BEGIN
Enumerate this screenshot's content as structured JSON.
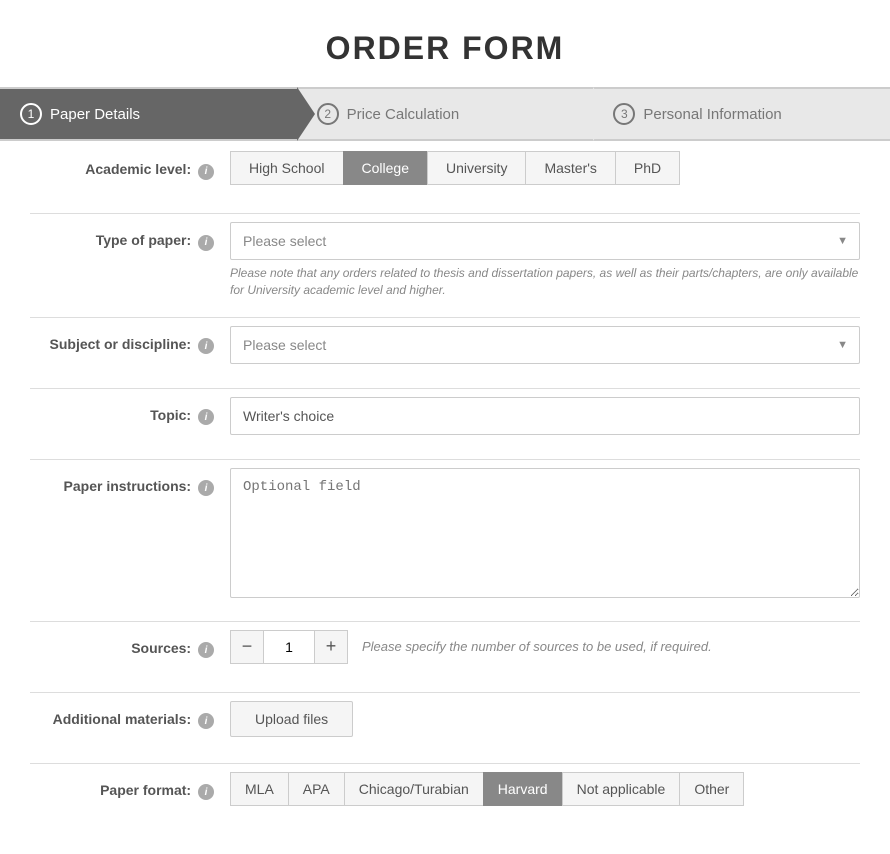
{
  "page": {
    "title": "ORDER FORM"
  },
  "steps": [
    {
      "id": "paper-details",
      "num": "1",
      "label": "Paper Details",
      "active": true
    },
    {
      "id": "price-calculation",
      "num": "2",
      "label": "Price Calculation",
      "active": false
    },
    {
      "id": "personal-information",
      "num": "3",
      "label": "Personal Information",
      "active": false
    }
  ],
  "form": {
    "academic_level": {
      "label": "Academic level:",
      "buttons": [
        {
          "id": "high-school",
          "label": "High School",
          "active": false
        },
        {
          "id": "college",
          "label": "College",
          "active": true
        },
        {
          "id": "university",
          "label": "University",
          "active": false
        },
        {
          "id": "masters",
          "label": "Master's",
          "active": false
        },
        {
          "id": "phd",
          "label": "PhD",
          "active": false
        }
      ]
    },
    "type_of_paper": {
      "label": "Type of paper:",
      "placeholder": "Please select",
      "note": "Please note that any orders related to thesis and dissertation papers, as well as their parts/chapters, are only available for University academic level and higher."
    },
    "subject_discipline": {
      "label": "Subject or discipline:",
      "placeholder": "Please select"
    },
    "topic": {
      "label": "Topic:",
      "value": "Writer's choice"
    },
    "paper_instructions": {
      "label": "Paper instructions:",
      "placeholder": "Optional field"
    },
    "sources": {
      "label": "Sources:",
      "value": "1",
      "note": "Please specify the number of sources to be used, if required.",
      "decrement": "−",
      "increment": "+"
    },
    "additional_materials": {
      "label": "Additional materials:",
      "upload_label": "Upload files"
    },
    "paper_format": {
      "label": "Paper format:",
      "buttons": [
        {
          "id": "mla",
          "label": "MLA",
          "active": false
        },
        {
          "id": "apa",
          "label": "APA",
          "active": false
        },
        {
          "id": "chicago",
          "label": "Chicago/Turabian",
          "active": false
        },
        {
          "id": "harvard",
          "label": "Harvard",
          "active": true
        },
        {
          "id": "not-applicable",
          "label": "Not applicable",
          "active": false
        },
        {
          "id": "other",
          "label": "Other",
          "active": false
        }
      ]
    }
  }
}
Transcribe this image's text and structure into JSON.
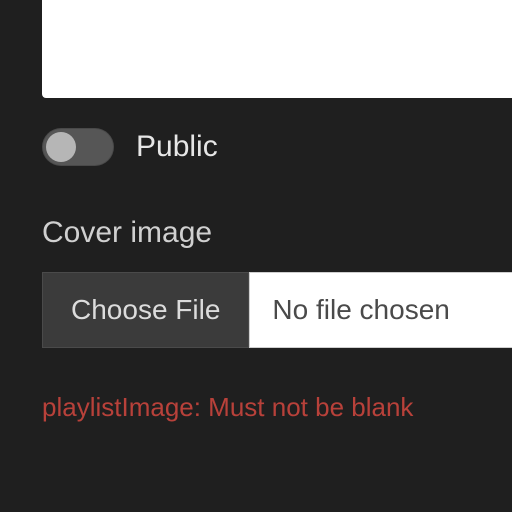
{
  "toggle": {
    "label": "Public",
    "on": false
  },
  "cover": {
    "section_label": "Cover image",
    "choose_label": "Choose File",
    "status": "No file chosen"
  },
  "error": "playlistImage: Must not be blank"
}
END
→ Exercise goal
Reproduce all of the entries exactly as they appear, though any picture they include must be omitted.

→ Task result
Enumerate this screenshot's content as structured JSON.
{
  "page": {
    "title": "ORDER FORM"
  },
  "steps": [
    {
      "id": "paper-details",
      "num": "1",
      "label": "Paper Details",
      "active": true
    },
    {
      "id": "price-calculation",
      "num": "2",
      "label": "Price Calculation",
      "active": false
    },
    {
      "id": "personal-information",
      "num": "3",
      "label": "Personal Information",
      "active": false
    }
  ],
  "form": {
    "academic_level": {
      "label": "Academic level:",
      "buttons": [
        {
          "id": "high-school",
          "label": "High School",
          "active": false
        },
        {
          "id": "college",
          "label": "College",
          "active": true
        },
        {
          "id": "university",
          "label": "University",
          "active": false
        },
        {
          "id": "masters",
          "label": "Master's",
          "active": false
        },
        {
          "id": "phd",
          "label": "PhD",
          "active": false
        }
      ]
    },
    "type_of_paper": {
      "label": "Type of paper:",
      "placeholder": "Please select",
      "note": "Please note that any orders related to thesis and dissertation papers, as well as their parts/chapters, are only available for University academic level and higher."
    },
    "subject_discipline": {
      "label": "Subject or discipline:",
      "placeholder": "Please select"
    },
    "topic": {
      "label": "Topic:",
      "value": "Writer's choice"
    },
    "paper_instructions": {
      "label": "Paper instructions:",
      "placeholder": "Optional field"
    },
    "sources": {
      "label": "Sources:",
      "value": "1",
      "note": "Please specify the number of sources to be used, if required.",
      "decrement": "−",
      "increment": "+"
    },
    "additional_materials": {
      "label": "Additional materials:",
      "upload_label": "Upload files"
    },
    "paper_format": {
      "label": "Paper format:",
      "buttons": [
        {
          "id": "mla",
          "label": "MLA",
          "active": false
        },
        {
          "id": "apa",
          "label": "APA",
          "active": false
        },
        {
          "id": "chicago",
          "label": "Chicago/Turabian",
          "active": false
        },
        {
          "id": "harvard",
          "label": "Harvard",
          "active": true
        },
        {
          "id": "not-applicable",
          "label": "Not applicable",
          "active": false
        },
        {
          "id": "other",
          "label": "Other",
          "active": false
        }
      ]
    }
  }
}
Transcribe this image's text and structure into JSON.
{
  "toggle": {
    "label": "Public",
    "on": false
  },
  "cover": {
    "section_label": "Cover image",
    "choose_label": "Choose File",
    "status": "No file chosen"
  },
  "error": "playlistImage: Must not be blank"
}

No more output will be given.